▸ Your task
The records that follow should be retyped word for word.

▸ Data records

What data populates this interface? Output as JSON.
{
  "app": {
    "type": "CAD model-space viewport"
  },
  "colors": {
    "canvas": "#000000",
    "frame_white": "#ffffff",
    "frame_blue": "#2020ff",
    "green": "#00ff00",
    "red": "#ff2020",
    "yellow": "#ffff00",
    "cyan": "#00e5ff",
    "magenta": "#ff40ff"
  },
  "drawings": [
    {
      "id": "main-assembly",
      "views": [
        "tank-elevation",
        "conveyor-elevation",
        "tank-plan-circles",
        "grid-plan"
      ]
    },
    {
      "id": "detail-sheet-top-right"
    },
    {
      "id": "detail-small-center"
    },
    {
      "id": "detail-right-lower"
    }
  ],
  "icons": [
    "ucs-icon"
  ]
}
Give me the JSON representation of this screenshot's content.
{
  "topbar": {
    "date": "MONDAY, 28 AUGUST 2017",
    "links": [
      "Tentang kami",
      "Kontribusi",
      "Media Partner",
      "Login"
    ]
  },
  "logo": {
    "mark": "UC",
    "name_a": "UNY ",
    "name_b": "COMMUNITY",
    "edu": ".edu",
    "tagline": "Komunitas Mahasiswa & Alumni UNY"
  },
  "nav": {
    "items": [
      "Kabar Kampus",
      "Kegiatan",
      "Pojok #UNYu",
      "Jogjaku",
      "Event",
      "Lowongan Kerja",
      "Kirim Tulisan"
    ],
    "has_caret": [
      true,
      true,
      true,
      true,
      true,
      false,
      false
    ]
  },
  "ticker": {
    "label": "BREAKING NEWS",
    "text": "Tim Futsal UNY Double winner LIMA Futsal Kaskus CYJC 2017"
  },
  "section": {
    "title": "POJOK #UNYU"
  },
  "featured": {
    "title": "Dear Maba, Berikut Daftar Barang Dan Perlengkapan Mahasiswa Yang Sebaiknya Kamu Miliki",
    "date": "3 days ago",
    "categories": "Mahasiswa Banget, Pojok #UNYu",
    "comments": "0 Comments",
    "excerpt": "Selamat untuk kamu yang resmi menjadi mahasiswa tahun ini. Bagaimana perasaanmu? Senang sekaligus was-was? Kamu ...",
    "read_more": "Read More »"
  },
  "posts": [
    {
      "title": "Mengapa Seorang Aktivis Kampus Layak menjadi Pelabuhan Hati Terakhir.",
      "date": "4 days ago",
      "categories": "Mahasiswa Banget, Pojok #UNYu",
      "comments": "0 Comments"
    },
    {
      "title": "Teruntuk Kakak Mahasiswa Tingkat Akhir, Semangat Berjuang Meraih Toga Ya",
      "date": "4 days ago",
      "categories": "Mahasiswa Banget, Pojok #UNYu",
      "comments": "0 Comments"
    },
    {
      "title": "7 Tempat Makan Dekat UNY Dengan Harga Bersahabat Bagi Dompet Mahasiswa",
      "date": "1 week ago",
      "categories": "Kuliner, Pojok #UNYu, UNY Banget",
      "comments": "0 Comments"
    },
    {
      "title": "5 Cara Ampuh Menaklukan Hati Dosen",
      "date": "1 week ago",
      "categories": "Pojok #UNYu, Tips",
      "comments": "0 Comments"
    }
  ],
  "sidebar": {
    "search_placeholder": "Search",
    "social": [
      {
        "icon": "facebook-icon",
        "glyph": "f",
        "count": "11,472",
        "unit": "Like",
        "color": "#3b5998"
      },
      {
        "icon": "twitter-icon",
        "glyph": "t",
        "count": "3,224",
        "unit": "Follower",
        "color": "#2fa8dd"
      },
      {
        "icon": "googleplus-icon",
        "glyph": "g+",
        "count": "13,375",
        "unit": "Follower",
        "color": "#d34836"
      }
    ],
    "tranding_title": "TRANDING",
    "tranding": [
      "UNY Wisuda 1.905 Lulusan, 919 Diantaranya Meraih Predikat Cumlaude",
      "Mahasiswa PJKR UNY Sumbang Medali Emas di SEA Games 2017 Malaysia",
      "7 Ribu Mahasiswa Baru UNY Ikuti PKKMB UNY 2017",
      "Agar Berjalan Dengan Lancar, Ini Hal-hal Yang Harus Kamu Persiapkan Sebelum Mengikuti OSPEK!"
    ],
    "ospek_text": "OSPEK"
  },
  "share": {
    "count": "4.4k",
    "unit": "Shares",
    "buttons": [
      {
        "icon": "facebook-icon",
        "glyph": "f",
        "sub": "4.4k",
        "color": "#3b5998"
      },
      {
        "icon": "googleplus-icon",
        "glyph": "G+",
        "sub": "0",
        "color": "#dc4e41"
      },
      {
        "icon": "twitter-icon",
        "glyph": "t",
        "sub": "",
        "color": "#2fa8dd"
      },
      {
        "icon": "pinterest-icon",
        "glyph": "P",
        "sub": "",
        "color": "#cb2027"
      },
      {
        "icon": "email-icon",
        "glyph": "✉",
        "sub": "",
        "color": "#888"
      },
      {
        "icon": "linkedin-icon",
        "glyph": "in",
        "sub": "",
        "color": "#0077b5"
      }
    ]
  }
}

▸ Output for this exercise
What data populates this interface? Output as JSON.
{
  "app": {
    "type": "CAD model-space viewport"
  },
  "colors": {
    "canvas": "#000000",
    "frame_white": "#ffffff",
    "frame_blue": "#2020ff",
    "green": "#00ff00",
    "red": "#ff2020",
    "yellow": "#ffff00",
    "cyan": "#00e5ff",
    "magenta": "#ff40ff"
  },
  "drawings": [
    {
      "id": "main-assembly",
      "views": [
        "tank-elevation",
        "conveyor-elevation",
        "tank-plan-circles",
        "grid-plan"
      ]
    },
    {
      "id": "detail-sheet-top-right"
    },
    {
      "id": "detail-small-center"
    },
    {
      "id": "detail-right-lower"
    }
  ],
  "icons": [
    "ucs-icon"
  ]
}
Give me the JSON representation of this screenshot's content.
{
  "topbar": {
    "date": "MONDAY, 28 AUGUST 2017",
    "links": [
      "Tentang kami",
      "Kontribusi",
      "Media Partner",
      "Login"
    ]
  },
  "logo": {
    "mark": "UC",
    "name_a": "UNY ",
    "name_b": "COMMUNITY",
    "edu": ".edu",
    "tagline": "Komunitas Mahasiswa & Alumni UNY"
  },
  "nav": {
    "items": [
      "Kabar Kampus",
      "Kegiatan",
      "Pojok #UNYu",
      "Jogjaku",
      "Event",
      "Lowongan Kerja",
      "Kirim Tulisan"
    ],
    "has_caret": [
      true,
      true,
      true,
      true,
      true,
      false,
      false
    ]
  },
  "ticker": {
    "label": "BREAKING NEWS",
    "text": "Tim Futsal UNY Double winner LIMA Futsal Kaskus CYJC 2017"
  },
  "section": {
    "title": "POJOK #UNYU"
  },
  "featured": {
    "title": "Dear Maba, Berikut Daftar Barang Dan Perlengkapan Mahasiswa Yang Sebaiknya Kamu Miliki",
    "date": "3 days ago",
    "categories": "Mahasiswa Banget, Pojok #UNYu",
    "comments": "0 Comments",
    "excerpt": "Selamat untuk kamu yang resmi menjadi mahasiswa tahun ini. Bagaimana perasaanmu? Senang sekaligus was-was? Kamu ...",
    "read_more": "Read More »"
  },
  "posts": [
    {
      "title": "Mengapa Seorang Aktivis Kampus Layak menjadi Pelabuhan Hati Terakhir.",
      "date": "4 days ago",
      "categories": "Mahasiswa Banget, Pojok #UNYu",
      "comments": "0 Comments"
    },
    {
      "title": "Teruntuk Kakak Mahasiswa Tingkat Akhir, Semangat Berjuang Meraih Toga Ya",
      "date": "4 days ago",
      "categories": "Mahasiswa Banget, Pojok #UNYu",
      "comments": "0 Comments"
    },
    {
      "title": "7 Tempat Makan Dekat UNY Dengan Harga Bersahabat Bagi Dompet Mahasiswa",
      "date": "1 week ago",
      "categories": "Kuliner, Pojok #UNYu, UNY Banget",
      "comments": "0 Comments"
    },
    {
      "title": "5 Cara Ampuh Menaklukan Hati Dosen",
      "date": "1 week ago",
      "categories": "Pojok #UNYu, Tips",
      "comments": "0 Comments"
    }
  ],
  "sidebar": {
    "search_placeholder": "Search",
    "social": [
      {
        "icon": "facebook-icon",
        "glyph": "f",
        "count": "11,472",
        "unit": "Like",
        "color": "#3b5998"
      },
      {
        "icon": "twitter-icon",
        "glyph": "t",
        "count": "3,224",
        "unit": "Follower",
        "color": "#2fa8dd"
      },
      {
        "icon": "googleplus-icon",
        "glyph": "g+",
        "count": "13,375",
        "unit": "Follower",
        "color": "#d34836"
      }
    ],
    "tranding_title": "TRANDING",
    "tranding": [
      "UNY Wisuda 1.905 Lulusan, 919 Diantaranya Meraih Predikat Cumlaude",
      "Mahasiswa PJKR UNY Sumbang Medali Emas di SEA Games 2017 Malaysia",
      "7 Ribu Mahasiswa Baru UNY Ikuti PKKMB UNY 2017",
      "Agar Berjalan Dengan Lancar, Ini Hal-hal Yang Harus Kamu Persiapkan Sebelum Mengikuti OSPEK!"
    ],
    "ospek_text": "OSPEK"
  },
  "share": {
    "count": "4.4k",
    "unit": "Shares",
    "buttons": [
      {
        "icon": "facebook-icon",
        "glyph": "f",
        "sub": "4.4k",
        "color": "#3b5998"
      },
      {
        "icon": "googleplus-icon",
        "glyph": "G+",
        "sub": "0",
        "color": "#dc4e41"
      },
      {
        "icon": "twitter-icon",
        "glyph": "t",
        "sub": "",
        "color": "#2fa8dd"
      },
      {
        "icon": "pinterest-icon",
        "glyph": "P",
        "sub": "",
        "color": "#cb2027"
      },
      {
        "icon": "email-icon",
        "glyph": "✉",
        "sub": "",
        "color": "#888"
      },
      {
        "icon": "linkedin-icon",
        "glyph": "in",
        "sub": "",
        "color": "#0077b5"
      }
    ]
  }
}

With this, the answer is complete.